On December 10, 2020, two representatives of the member organizations cooperating within the 4liberty.eu network took part in a webinar organized by the European Liberal Forum (ELF) devoted to the topic “Rule of Law: At What Cost?”.
Republikon Institute proposes to introduce in Hungary primary elections. We believe that this instrument of narrowing the field of candidates helps also to enhance media attention and involve citizens, thus increase the trust in the democratic opposition.
Hungarian citizens can be more engaged and active in politics, though it is not certain, whether the Podemos-model as a whole can be simply copied. There are differences in the political culture as well as taste, not to mention that for many the radical rightist Jobbik is also an acceptable anti-regime alternative.
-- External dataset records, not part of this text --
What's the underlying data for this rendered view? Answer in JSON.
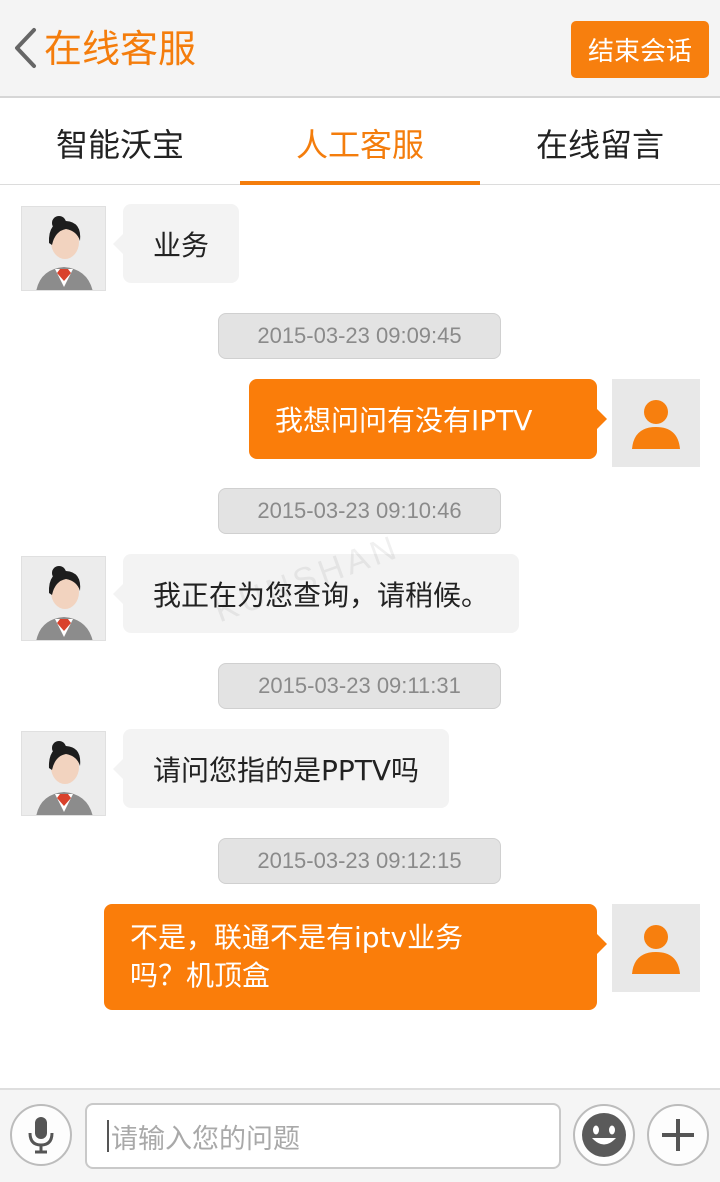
{
  "header": {
    "title": "在线客服",
    "end_button": "结束会话"
  },
  "tabs": [
    {
      "label": "智能沃宝",
      "active": false
    },
    {
      "label": "人工客服",
      "active": true
    },
    {
      "label": "在线留言",
      "active": false
    }
  ],
  "messages": [
    {
      "sender": "agent",
      "text": "业务"
    },
    {
      "type": "timestamp",
      "text": "2015-03-23 09:09:45"
    },
    {
      "sender": "user",
      "text": "我想问问有没有IPTV"
    },
    {
      "type": "timestamp",
      "text": "2015-03-23 09:10:46"
    },
    {
      "sender": "agent",
      "text": "我正在为您查询，请稍候。"
    },
    {
      "type": "timestamp",
      "text": "2015-03-23 09:11:31"
    },
    {
      "sender": "agent",
      "text": "请问您指的是PPTV吗"
    },
    {
      "type": "timestamp",
      "text": "2015-03-23 09:12:15"
    },
    {
      "sender": "user",
      "text_line1": "不是，联通不是有iptv业务",
      "text_line2": "吗？机顶盒"
    }
  ],
  "watermark": "KUNSHAN",
  "input": {
    "placeholder": "请输入您的问题"
  },
  "icons": {
    "back": "chevron-left-icon",
    "mic": "microphone-icon",
    "emoji": "emoji-icon",
    "plus": "plus-icon",
    "user": "user-avatar-icon"
  },
  "colors": {
    "accent": "#f47d0c",
    "user_bubble": "#fa7d0a",
    "agent_bubble": "#f3f3f3"
  }
}
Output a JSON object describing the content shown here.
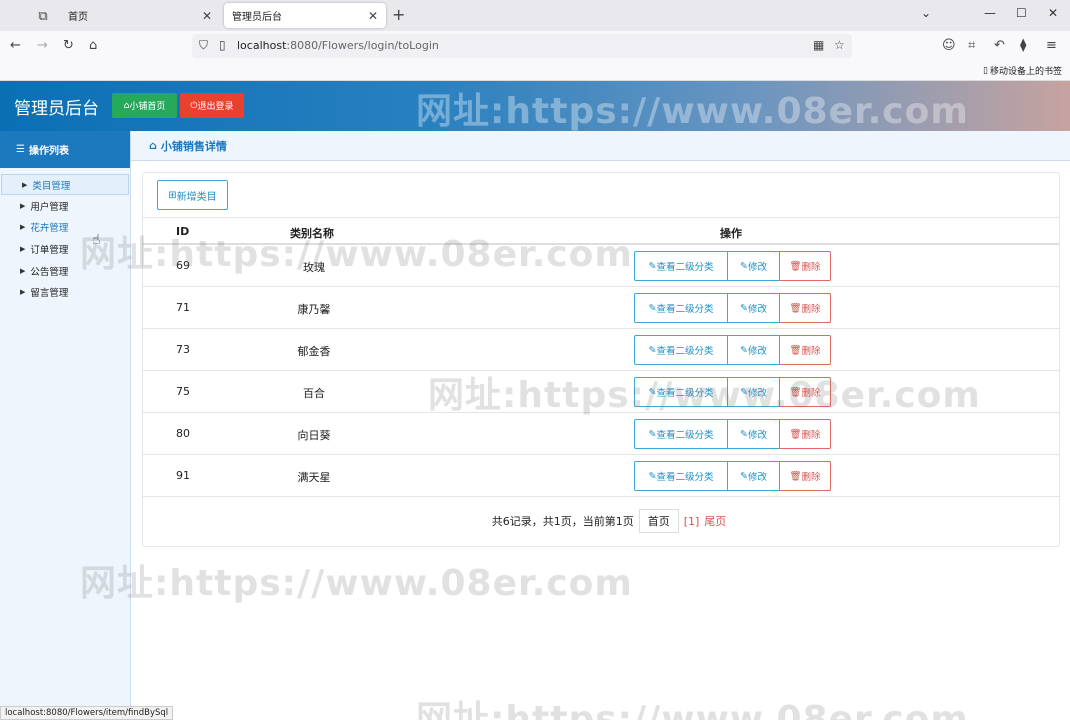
{
  "browser": {
    "tabs": [
      {
        "title": "首页",
        "close": "✕"
      },
      {
        "title": "管理员后台",
        "close": "✕"
      }
    ],
    "new_tab": "+",
    "url_host": "localhost",
    "url_rest": ":8080/Flowers/login/toLogin",
    "bookmark_mobile": "移动设备上的书签",
    "status_url": "localhost:8080/Flowers/item/findBySql"
  },
  "header": {
    "title": "管理员后台",
    "home_button": "小铺首页",
    "logout_button": "退出登录"
  },
  "sidebar": {
    "heading": "操作列表",
    "items": [
      {
        "label": "类目管理"
      },
      {
        "label": "用户管理"
      },
      {
        "label": "花卉管理"
      },
      {
        "label": "订单管理"
      },
      {
        "label": "公告管理"
      },
      {
        "label": "留言管理"
      }
    ]
  },
  "main": {
    "heading": "小铺销售详情",
    "add_button": "新增类目",
    "columns": {
      "id": "ID",
      "name": "类别名称",
      "actions": "操作"
    },
    "actions": {
      "view": "查看二级分类",
      "edit": "修改",
      "delete": "删除"
    },
    "rows": [
      {
        "id": "69",
        "name": "玫瑰"
      },
      {
        "id": "71",
        "name": "康乃馨"
      },
      {
        "id": "73",
        "name": "郁金香"
      },
      {
        "id": "75",
        "name": "百合"
      },
      {
        "id": "80",
        "name": "向日葵"
      },
      {
        "id": "91",
        "name": "满天星"
      }
    ],
    "pager": {
      "summary": "共6记录，共1页，当前第1页",
      "first": "首页",
      "current": "[1]",
      "last": "尾页"
    }
  },
  "watermark": "网址:https://www.08er.com",
  "colors": {
    "brand_blue": "#1d79be",
    "green": "#27a95c",
    "red": "#e8412e"
  }
}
I would like to live in a society with more balanced power relations between men and women. Nevertheless, I expect it would be free individuals who will create it. People who are equipped in proper knowledge and who make use their rights, and who are able and willing to shape the world. Because I believe they can do it. And the state itself can’t.
The controversial preventive videos were released by the police force of Pécs just 4 days before the activist movement kicked off. The videos contain, however, a multitude of errors and misconceptions.
Although we tend to see the situation of the countries in East-Central Europe as one in which they are forced to choose between the East and the West, in reality, these countries do not have much of a choice.
On the day after the internet tax protests it is hard to tell whether they mean real burning point for Fidesz government or Hungarian politics in general.
The free movement of persons, goods, workers and capital within the European Union is one of the fundamental principles of the European Community. However, finding a job in another EU country can be difficult – the lacking recognition of skills and qualifications is one of the possible obstacles.
The results confirmed the predictions of Fidesz victory, saw a weakening of the still formidable extreme right and led to a restructuring of the Hungarian left. Unfortunately, no liberal MEPs were elected.